What kind of jobs are available for women at the geothermal companies?
‘There are various jobs I can get women, like daytime security guards with the security companies engaged by KenGen. Also cleaning services, also people who make tea in KenGen offices, or other casual work; for example in the tree nurseries, women can work there watering. But these jobs are few and we women’s reps compete for few vacancies, and men take away from women leaders and give to their subjects [i.e. those who elected them as village chairmen].’
A number of local women work near the Gorge, at a daily market where they sell beadwork and curios to tourists, both domestic and foreign. (This trade will be killed off with the arrival in Kenya of COVID-19.) All are from RAPland, the village where KenGen resettled people in 2014 to make way for the Olkaria IV plant. Women from other villages, who told us they would love the opportunity to sell home-made beadwork there, complained that they are excluded from this market by the RAPland women.
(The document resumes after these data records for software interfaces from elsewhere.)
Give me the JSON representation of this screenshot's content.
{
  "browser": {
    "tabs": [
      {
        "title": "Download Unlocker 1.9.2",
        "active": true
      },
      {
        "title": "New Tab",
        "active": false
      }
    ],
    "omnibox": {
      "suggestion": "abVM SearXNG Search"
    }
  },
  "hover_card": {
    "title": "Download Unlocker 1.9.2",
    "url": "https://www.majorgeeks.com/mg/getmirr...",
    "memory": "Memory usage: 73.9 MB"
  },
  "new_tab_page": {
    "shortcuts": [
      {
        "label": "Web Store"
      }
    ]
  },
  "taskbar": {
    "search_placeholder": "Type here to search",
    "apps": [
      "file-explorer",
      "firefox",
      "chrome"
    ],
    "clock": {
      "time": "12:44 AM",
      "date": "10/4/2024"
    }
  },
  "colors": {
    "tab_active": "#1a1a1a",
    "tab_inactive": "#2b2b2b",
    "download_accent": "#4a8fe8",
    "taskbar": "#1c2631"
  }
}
For the beadwork sellers, the move to RAPland from their former village near the Gorge means they now have to travel a long way to work. ‘The transport fee is very expensive to reach the cultural market, health services and shops – around 400 Kenya shillings each day,’ said 42-year-old Lydia. There is no public transport in RAPland, so they are forced to take expensive matatus (shared taxis) or motorbike taxis. Lydia herself is lucky enough to have another part-time job, working for the Narok County government.
Some of the most marginal women are squatters, who can only scrape a living from illegal trades like charcoal burning. Esther (42) is one of them, a Samburu widow and mother of six forced to squat with relatives in RAPland because she failed to get a new house when these were allocated. She was not the only person to complain loudly about nepotism: village chairmen often arrange for jobs to be given to their relatives. She also identified another key issue: ‘The very low education level in the community is a great disadvantage, especially in meetings where English language dominates as the medium of deliberations.’ It also gives geothermal companies the excuse to employ workers from other ethnic groups, who have higher educational attainment and qualifications than many locals.
Esther is very distressed about one son’s chances. ‘My first-born passed his secondary school final exams very well, [so] he is now raw material for university admission. This pleased me at first. [It] stressed me later to infinity since I do not have money to pay for his university fees.’
Youth unemployment in Kenya as a whole is about 35%, compared to the overall national unemployment rate of 10%. 80% of unemployed Kenyans are under 35.
KenGen currently employs 80 Maasai out of a total workforce of 2000, including casuals (information supplied to researcher Daniel Rogei).
 FGD held at Olomayiana Kubwa village, Ol Karia, on 15 June 2018. Hosted by Ken Siloma, who also assisted and translated for Lotte Hughes.
 In this population, many younger people have only had primary schooling. Few get beyond secondary level, often because of poverty.